  37. R. Sebastiano, A. Citterio, M. Lapadula and P. G. Righetti, Rapid Commun. Mass Spectrom., 2003, 17, 2380–2386 CrossRef CAS PubMed.
  38. J. R. Winther and C. Thorpe, Biochim. Biophys. Acta, Gen. Subj., 2014, 1840, 838–846 CrossRef CAS PubMed.
  39. L. Ducry, Methods Mol. Biol., 2012, 899, 489–497 CrossRef CAS PubMed.

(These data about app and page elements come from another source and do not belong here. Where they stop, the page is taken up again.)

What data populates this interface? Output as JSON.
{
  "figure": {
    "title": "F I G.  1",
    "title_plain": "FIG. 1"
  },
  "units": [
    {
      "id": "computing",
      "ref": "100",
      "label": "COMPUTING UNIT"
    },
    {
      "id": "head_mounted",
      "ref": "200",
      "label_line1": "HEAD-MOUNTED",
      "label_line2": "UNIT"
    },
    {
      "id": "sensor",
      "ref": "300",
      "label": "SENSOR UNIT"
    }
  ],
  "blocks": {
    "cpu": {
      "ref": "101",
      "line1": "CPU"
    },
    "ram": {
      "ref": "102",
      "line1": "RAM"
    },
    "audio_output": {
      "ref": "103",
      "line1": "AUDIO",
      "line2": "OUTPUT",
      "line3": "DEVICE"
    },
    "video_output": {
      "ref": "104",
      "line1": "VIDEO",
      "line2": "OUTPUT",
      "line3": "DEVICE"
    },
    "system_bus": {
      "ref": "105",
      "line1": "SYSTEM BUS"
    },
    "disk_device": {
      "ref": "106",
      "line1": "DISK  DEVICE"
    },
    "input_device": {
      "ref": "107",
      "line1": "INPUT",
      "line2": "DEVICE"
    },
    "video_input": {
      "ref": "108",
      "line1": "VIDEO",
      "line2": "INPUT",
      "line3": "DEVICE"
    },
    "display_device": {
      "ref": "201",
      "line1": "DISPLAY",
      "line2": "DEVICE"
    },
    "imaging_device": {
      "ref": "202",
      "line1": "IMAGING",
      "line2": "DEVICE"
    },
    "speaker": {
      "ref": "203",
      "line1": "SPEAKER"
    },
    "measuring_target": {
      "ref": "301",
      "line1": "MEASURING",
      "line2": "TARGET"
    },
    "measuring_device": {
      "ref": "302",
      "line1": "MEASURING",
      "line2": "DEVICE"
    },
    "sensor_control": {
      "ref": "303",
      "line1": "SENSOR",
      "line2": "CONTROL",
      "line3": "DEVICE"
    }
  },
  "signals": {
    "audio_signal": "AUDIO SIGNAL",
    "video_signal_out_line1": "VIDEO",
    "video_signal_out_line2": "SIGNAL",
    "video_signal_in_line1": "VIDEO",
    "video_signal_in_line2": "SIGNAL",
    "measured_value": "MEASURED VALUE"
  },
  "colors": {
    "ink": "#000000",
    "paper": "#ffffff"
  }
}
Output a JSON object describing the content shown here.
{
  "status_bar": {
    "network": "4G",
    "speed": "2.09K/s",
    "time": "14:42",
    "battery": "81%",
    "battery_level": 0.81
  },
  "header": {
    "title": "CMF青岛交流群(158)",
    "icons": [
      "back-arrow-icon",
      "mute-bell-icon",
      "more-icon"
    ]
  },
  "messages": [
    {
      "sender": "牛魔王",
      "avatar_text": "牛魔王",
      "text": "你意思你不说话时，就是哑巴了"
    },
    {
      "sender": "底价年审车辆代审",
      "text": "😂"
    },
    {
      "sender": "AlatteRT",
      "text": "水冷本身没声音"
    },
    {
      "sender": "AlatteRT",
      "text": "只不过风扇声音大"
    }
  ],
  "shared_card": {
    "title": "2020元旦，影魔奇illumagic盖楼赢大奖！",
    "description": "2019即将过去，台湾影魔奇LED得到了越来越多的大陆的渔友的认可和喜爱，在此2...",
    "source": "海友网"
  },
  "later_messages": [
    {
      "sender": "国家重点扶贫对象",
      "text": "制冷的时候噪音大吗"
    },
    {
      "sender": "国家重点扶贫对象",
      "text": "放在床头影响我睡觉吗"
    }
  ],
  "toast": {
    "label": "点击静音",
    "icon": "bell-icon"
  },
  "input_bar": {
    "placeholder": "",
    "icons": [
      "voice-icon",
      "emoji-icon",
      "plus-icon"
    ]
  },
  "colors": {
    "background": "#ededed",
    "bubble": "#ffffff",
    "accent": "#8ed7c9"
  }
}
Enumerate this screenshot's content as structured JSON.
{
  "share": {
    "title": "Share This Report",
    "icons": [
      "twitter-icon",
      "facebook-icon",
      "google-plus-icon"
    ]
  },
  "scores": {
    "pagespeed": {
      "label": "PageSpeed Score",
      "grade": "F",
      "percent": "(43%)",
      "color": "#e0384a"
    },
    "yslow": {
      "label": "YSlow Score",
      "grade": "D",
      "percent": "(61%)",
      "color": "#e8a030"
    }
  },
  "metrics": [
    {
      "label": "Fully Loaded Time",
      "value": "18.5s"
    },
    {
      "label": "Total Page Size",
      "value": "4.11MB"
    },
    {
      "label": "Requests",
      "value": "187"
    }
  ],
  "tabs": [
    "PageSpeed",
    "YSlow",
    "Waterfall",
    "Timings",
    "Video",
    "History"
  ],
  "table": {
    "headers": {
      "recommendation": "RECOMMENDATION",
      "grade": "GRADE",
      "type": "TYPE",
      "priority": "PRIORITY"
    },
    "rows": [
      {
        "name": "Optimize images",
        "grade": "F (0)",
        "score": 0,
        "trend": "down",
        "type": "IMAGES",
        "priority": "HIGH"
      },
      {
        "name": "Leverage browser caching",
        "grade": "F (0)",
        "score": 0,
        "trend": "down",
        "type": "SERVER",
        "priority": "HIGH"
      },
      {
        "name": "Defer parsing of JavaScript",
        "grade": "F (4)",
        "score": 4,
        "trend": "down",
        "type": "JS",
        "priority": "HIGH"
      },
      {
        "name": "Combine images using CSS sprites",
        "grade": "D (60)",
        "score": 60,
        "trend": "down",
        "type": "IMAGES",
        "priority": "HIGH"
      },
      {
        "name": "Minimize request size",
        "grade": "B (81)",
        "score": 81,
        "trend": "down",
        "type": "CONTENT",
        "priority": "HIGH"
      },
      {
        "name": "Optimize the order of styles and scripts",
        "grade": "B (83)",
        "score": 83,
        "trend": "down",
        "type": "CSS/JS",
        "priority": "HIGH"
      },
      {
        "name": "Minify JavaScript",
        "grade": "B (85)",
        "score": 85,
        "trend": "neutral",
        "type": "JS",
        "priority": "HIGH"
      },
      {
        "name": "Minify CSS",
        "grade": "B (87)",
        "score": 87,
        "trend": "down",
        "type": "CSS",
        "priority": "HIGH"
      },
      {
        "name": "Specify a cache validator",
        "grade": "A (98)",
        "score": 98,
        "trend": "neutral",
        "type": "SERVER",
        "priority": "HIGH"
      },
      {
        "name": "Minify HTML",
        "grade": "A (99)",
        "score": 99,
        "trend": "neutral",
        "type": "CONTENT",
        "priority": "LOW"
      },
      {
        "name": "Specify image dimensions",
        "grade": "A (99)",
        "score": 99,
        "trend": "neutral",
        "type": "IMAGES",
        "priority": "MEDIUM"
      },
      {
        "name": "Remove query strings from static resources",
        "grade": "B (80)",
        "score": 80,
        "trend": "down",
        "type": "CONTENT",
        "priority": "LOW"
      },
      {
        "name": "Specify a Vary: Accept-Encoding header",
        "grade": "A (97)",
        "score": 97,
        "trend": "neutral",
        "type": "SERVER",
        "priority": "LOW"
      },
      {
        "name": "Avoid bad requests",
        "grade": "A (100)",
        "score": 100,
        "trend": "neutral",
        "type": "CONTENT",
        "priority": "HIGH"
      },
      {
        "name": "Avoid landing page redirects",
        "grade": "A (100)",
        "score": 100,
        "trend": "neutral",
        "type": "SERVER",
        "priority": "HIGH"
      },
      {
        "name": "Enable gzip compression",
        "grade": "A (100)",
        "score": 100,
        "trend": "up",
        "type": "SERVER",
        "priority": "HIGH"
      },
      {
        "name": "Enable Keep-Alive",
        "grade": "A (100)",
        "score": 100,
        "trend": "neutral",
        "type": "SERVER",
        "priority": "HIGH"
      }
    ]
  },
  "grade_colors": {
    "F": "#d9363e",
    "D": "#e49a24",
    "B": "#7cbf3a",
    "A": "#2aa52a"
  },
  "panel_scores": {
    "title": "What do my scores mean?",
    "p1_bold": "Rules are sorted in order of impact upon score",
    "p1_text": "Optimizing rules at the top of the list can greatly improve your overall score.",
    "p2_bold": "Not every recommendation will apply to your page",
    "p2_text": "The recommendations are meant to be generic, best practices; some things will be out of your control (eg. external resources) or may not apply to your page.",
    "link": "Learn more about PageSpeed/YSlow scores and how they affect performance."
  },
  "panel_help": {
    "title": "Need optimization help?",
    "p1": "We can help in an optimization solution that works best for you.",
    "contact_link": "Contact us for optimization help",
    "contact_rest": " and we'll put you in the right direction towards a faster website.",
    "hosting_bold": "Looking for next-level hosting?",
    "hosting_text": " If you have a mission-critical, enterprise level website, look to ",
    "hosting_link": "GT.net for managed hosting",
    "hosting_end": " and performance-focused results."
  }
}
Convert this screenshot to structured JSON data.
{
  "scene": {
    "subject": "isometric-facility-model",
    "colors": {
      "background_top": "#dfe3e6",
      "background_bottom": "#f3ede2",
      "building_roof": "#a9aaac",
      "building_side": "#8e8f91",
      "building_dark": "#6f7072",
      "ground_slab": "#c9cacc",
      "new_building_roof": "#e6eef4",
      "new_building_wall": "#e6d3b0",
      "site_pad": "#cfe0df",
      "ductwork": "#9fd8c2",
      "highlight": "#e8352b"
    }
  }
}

  40. O. Koniev, I. Dovgan, B. Renoux, A. Ehkirch, J. Eberova, S. Cianférani, S. Kolodych, S. Papot and A. Wagner, MedChemComm, 2018, 9, 827–830 RSC.
  41. V. Hong, S. I. Presolski, C. Ma and M. G. Finn, Angew. Chem., Int. Ed., 2009, 48, 9879–9883 CrossRef CAS PubMed.
  42. R. E. Morgan, V. Chudasama, P. Moody, M. E. B. Smith and S. Caddick, Org. Biomol. Chem., 2015, 13, 4165–4168 RSC.
  43. S. S. Wong and L. J. C. Wong, Enzyme Microb. Technol., 1992, 14, 866–874 CrossRef CAS PubMed.
  44. T. Schiffner, N. de Val, R. A. Russell, S. W. de Taeye, A. T. de la Peña, G. Ozorowski, H. J. Kim, T. Nieusma, F. Brod, A. Cupo, R. W. Sanders, J. P. Moore, A. B. Ward and Q. J. Sattentau, J. Virol., 2016, 90, 813–828 CrossRef CAS PubMed.
  45. Y. Wu, F. Villa, J. Maman, Y. H. Lau, L. Dobnikar, A. C. Simon, K. Labib, D. R. Spring and L. Pellegrini, Angew. Chem., Int. Ed., 2017, 56, 12866–12872 CrossRef CAS PubMed.
  46. A. M. Spokoyny, Y. Zou, J. J. Ling, H. Yu, Y. S. Lin and B. L. Pentelute, J. Am. Chem. Soc., 2013, 135, 5946–5949 CrossRef CAS PubMed.


Dedicated to Professor Jack Baldwin on the occasion of his 80th birthday.
Electronic supplementary information (ESI) available. See DOI: 10.1039/c8sc04645j

This journal is © The Royal Society of Chemistry 2019